by Sam Redd, Communications Intern
St. Mary’s Episcopal Church in Athens, Georgia had been listed by Rolling Stone alongside Graceland, the Ryman Auditorium, and Sun Studios as one of the South’s musical treasures. The band now internationally known as R.E.M. played their very first concert inside the building on April 5, 1980. Even so, the main part of the church was demolished ten years later to make room for condominiums, despite its significance to the American music culture. The only remaining part of the building is the steeple, but it still stands as a reminder of St. Mary’s musical significance.
Not far from the steeple is a a non-profit health and music resource center called Nuçi’s Space. This non-profit serves the vibrant and tight-knit music community of Athens by providing support and treatment for struggling musicians, whether they need physical or emotional help. In particular, Nuçi’s Space exists to aid artists who are suffering from depression and whose lives may be in danger. Its history is a story of hope emerging from tragedy:
When 22-year-old musician Nuçi Phillips shot and killed himself on Thanksgiving 1996, no one would have blamed his mother, Linda, if she’d crumpled into a ball and been paralyzed with grief at such a senseless tragedy. But she didn’t. She began talking, formulating, and reaching out, and three years later, Nuçi’s Space was born.
Nuci’s Space took over stewardship of the the iconic St. Mary’s steeple in 2013, saying “the steeple is a means by which to amplify our story and introduce Nuçi’s Space to a large audience of potential donors and supporters. It is our chance to not only become good stewards of the music history we cherish by saving the steeple, but also to raise the funds needed to insure the health and stability of our programs.” Their hope is to revive it as a sort of sanctuary for Nuçi’s Space clients, a meditative space.
For this reason, Nuçi’s Space has teamed up with R.E.M., The B-52’s, Widespread Panic, Neutral Milk Hotel, Drive By Truckers, and a number of other Athens-based bands to raise funds to preserve the steeple. Any additional funds raised will help make sure the organization is able to persist and keep helping musicians.
This campaign is being run through Indiegogo and lasts until December 12. A non-exhaustive list of items donated by the bands includes autographed Rickenbacker guitars from R.E.M., as well as a limited edition steeple logo poster from their art director Chris Bilheimer, autographed drum heads, set lists, and other items from Neutral Milk Hotel, new original artwork from Widespread Panic, and an SG guitar from Of Montreal, which was smashed onstage during one of their shows. Many other collectors’ items are available, along with a lot of less expensive memorabilia for anyone who wants to show some support.
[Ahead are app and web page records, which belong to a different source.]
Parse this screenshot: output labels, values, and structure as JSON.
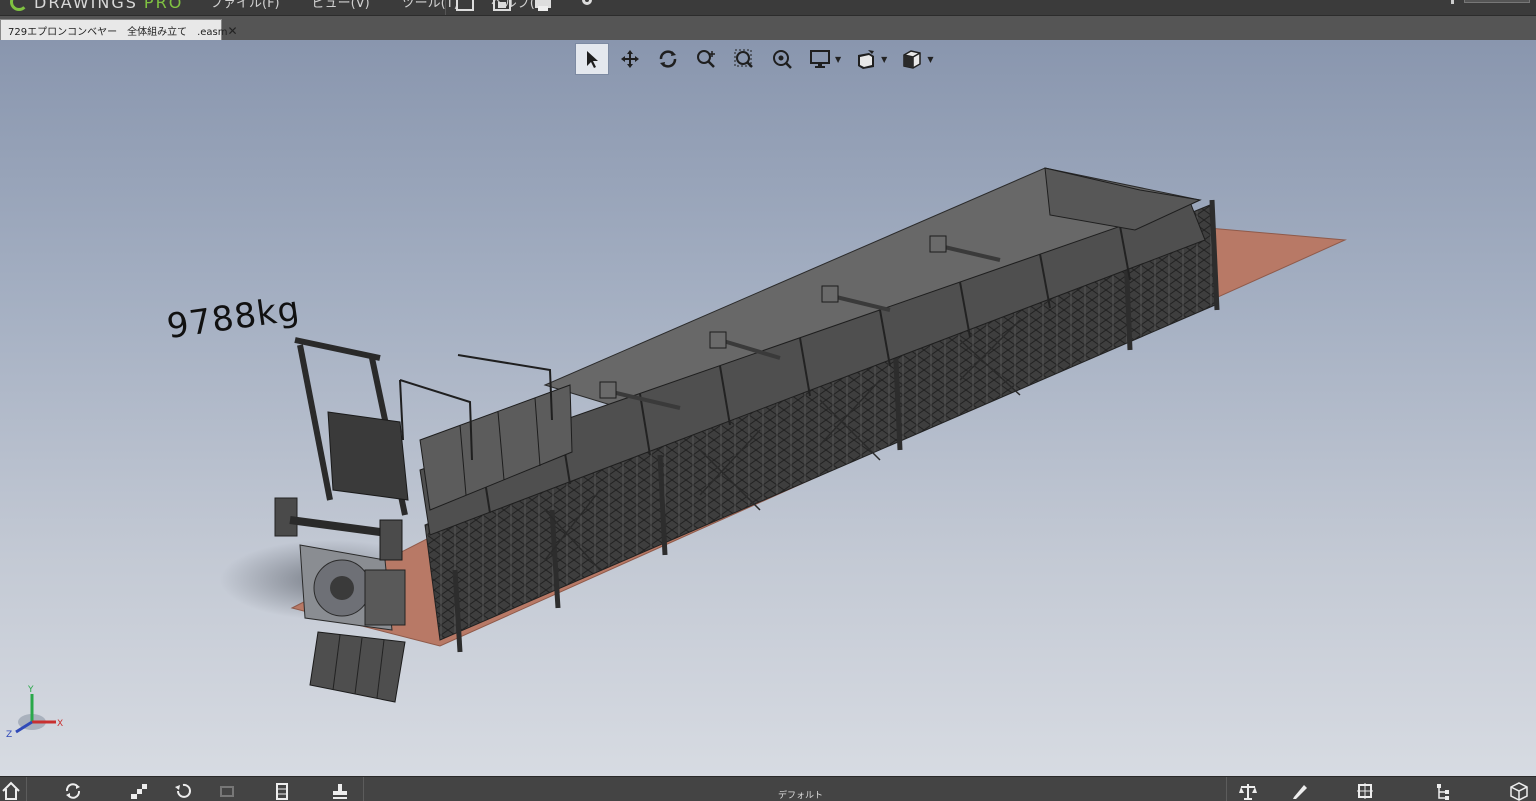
{
  "app": {
    "logo_text": "DRAWINGS",
    "logo_suffix": "PRO",
    "menu": [
      "ファイル(F)",
      "ビュー(V)",
      "ツール(T)",
      "ヘルプ(H)"
    ]
  },
  "document_tab": {
    "label": "729エプロンコンベヤー　全体組み立て　.easm",
    "close_glyph": "✕"
  },
  "viewport": {
    "annotation": "9788kg",
    "triad_labels": {
      "x": "X",
      "y": "Y",
      "z": "Z"
    },
    "toolbar": [
      {
        "name": "select-icon",
        "active": true
      },
      {
        "name": "pan-icon"
      },
      {
        "name": "rotate-icon"
      },
      {
        "name": "zoom-icon"
      },
      {
        "name": "zoom-area-icon"
      },
      {
        "name": "zoom-fit-icon"
      },
      {
        "name": "display-icon",
        "dropdown": true
      },
      {
        "name": "appearance-icon",
        "dropdown": true
      },
      {
        "name": "view-orientation-icon",
        "dropdown": true
      }
    ]
  },
  "bottom_bar": {
    "config_label": "デフォルト"
  },
  "colors": {
    "accent": "#7fc241",
    "floor": "#b87966",
    "steel": "#555555",
    "background_top": "#8996ae",
    "background_bottom": "#d7dbe2"
  }
}
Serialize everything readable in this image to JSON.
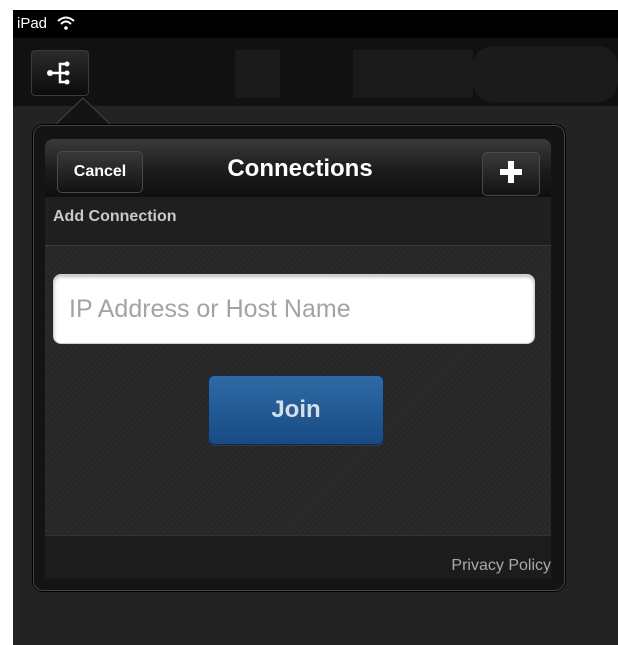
{
  "status_bar": {
    "carrier": "iPad",
    "wifi_icon": "wifi-icon"
  },
  "navbar": {
    "button_icon": "network-share-icon"
  },
  "popover": {
    "title": "Connections",
    "cancel_label": "Cancel",
    "add_icon": "plus-icon",
    "section_title": "Add Connection",
    "host_input": {
      "value": "",
      "placeholder": "IP Address or Host Name"
    },
    "join_label": "Join",
    "privacy_label": "Privacy Policy"
  },
  "colors": {
    "join_button": "#1f5a96",
    "background": "#232323"
  }
}
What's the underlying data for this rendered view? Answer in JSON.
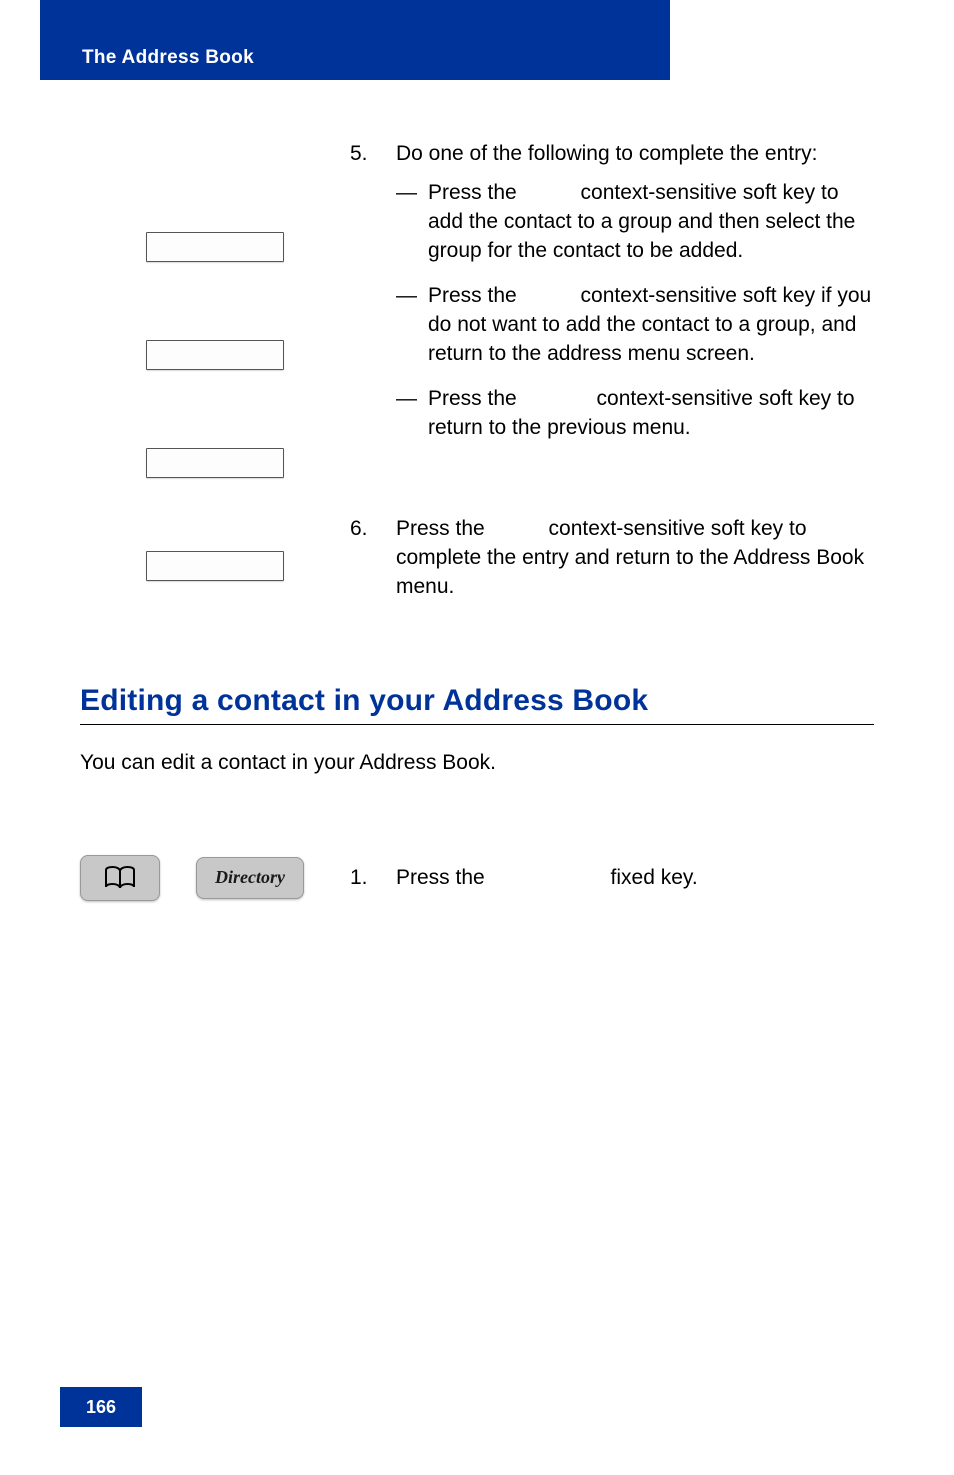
{
  "header": {
    "title": "The Address Book"
  },
  "step5": {
    "number": "5.",
    "intro": "Do one of the following to complete the entry:",
    "items": [
      {
        "dash": "—",
        "pre": "Press the",
        "post": " context-sensitive soft key to add the contact to a group and then select the group for the contact to be added."
      },
      {
        "dash": "—",
        "pre": "Press the",
        "post": " context-sensitive soft key if you do not want to add the contact to a group, and return to the address menu screen."
      },
      {
        "dash": "—",
        "pre": "Press the",
        "post": " context-sensitive soft key to return to the previous menu."
      }
    ]
  },
  "step6": {
    "number": "6.",
    "pre": "Press the",
    "post": " context-sensitive soft key to complete the entry and return to the Address Book menu."
  },
  "section": {
    "heading": "Editing a contact in your Address Book",
    "intro": "You can edit a contact in your Address Book."
  },
  "directory_key_label": "Directory",
  "step1": {
    "number": "1.",
    "pre": "Press the",
    "post": " fixed key."
  },
  "page_number": "166"
}
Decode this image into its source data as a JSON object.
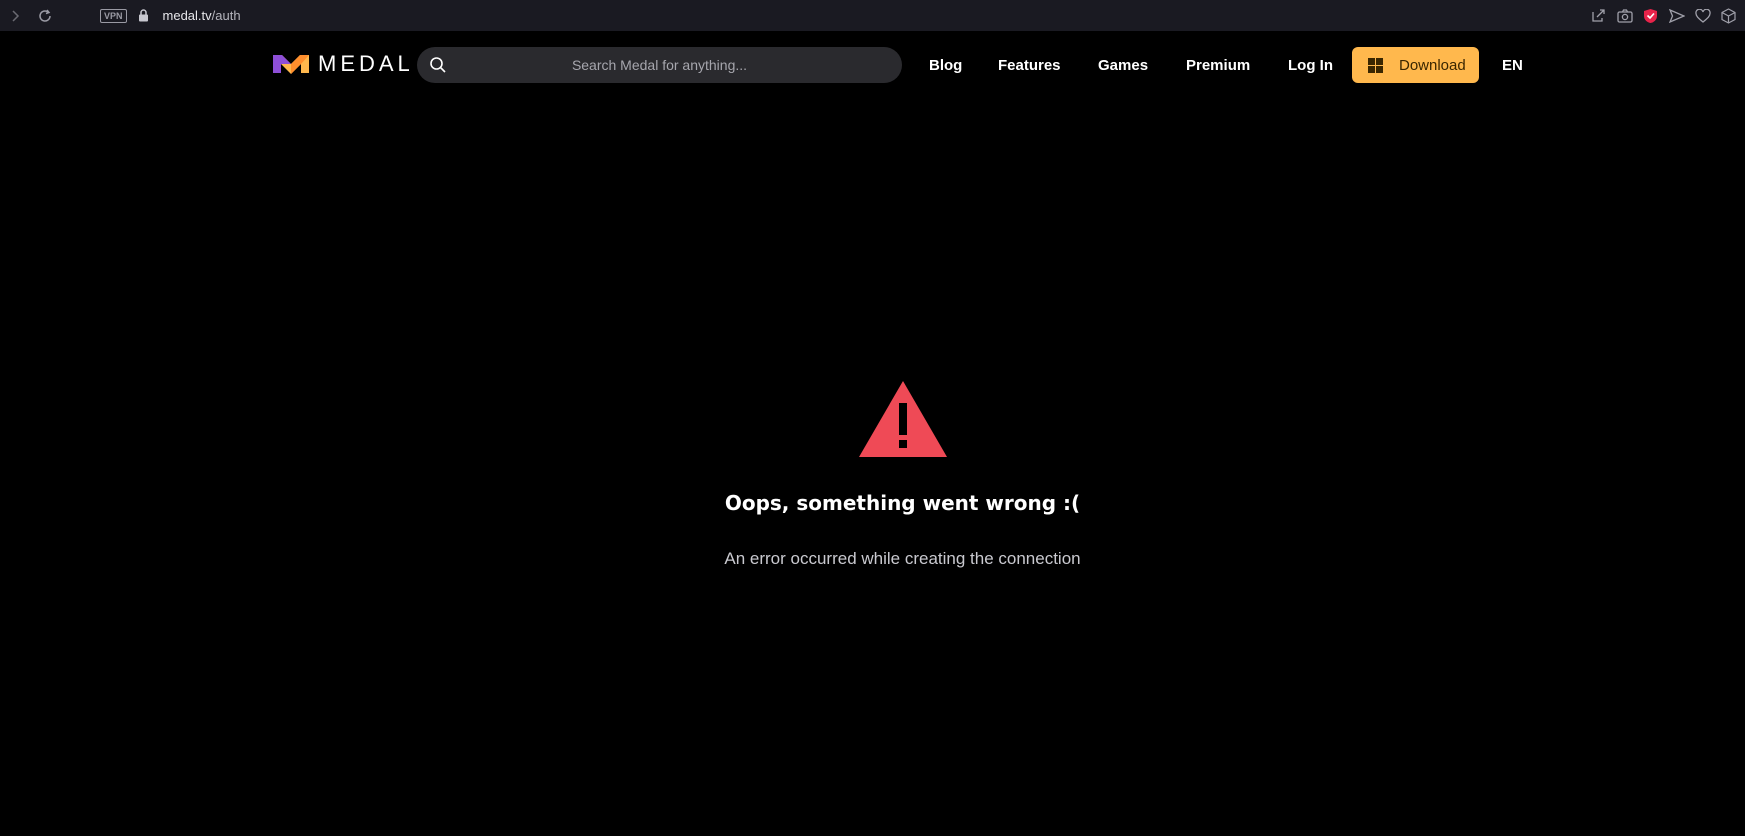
{
  "browser": {
    "vpn_label": "VPN",
    "url_host": "medal.tv",
    "url_path": "/auth"
  },
  "nav": {
    "logo_text": "MEDAL",
    "search_placeholder": "Search Medal for anything...",
    "links": {
      "blog": "Blog",
      "features": "Features",
      "games": "Games",
      "premium": "Premium",
      "login": "Log In"
    },
    "download_label": "Download",
    "language": "EN"
  },
  "error": {
    "title": "Oops, something went wrong :(",
    "message": "An error occurred while creating the connection"
  },
  "colors": {
    "download_bg": "#ffb84d",
    "warning_red": "#ef4a56",
    "page_bg": "#000000"
  }
}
Additional details and the full list of remaining rewards for the Reconstruction of the Steeple Campaign can be viewed here. Right now, they have raised more than $90,000 toward the $250,000 that will be needed to fully restore the steeple. In this season of Thanksgiving, contributing to this campaign could be a great way to show your gratitude toward all the musicians in your life. Watch this video for more details.
Photo by Jason Thrasher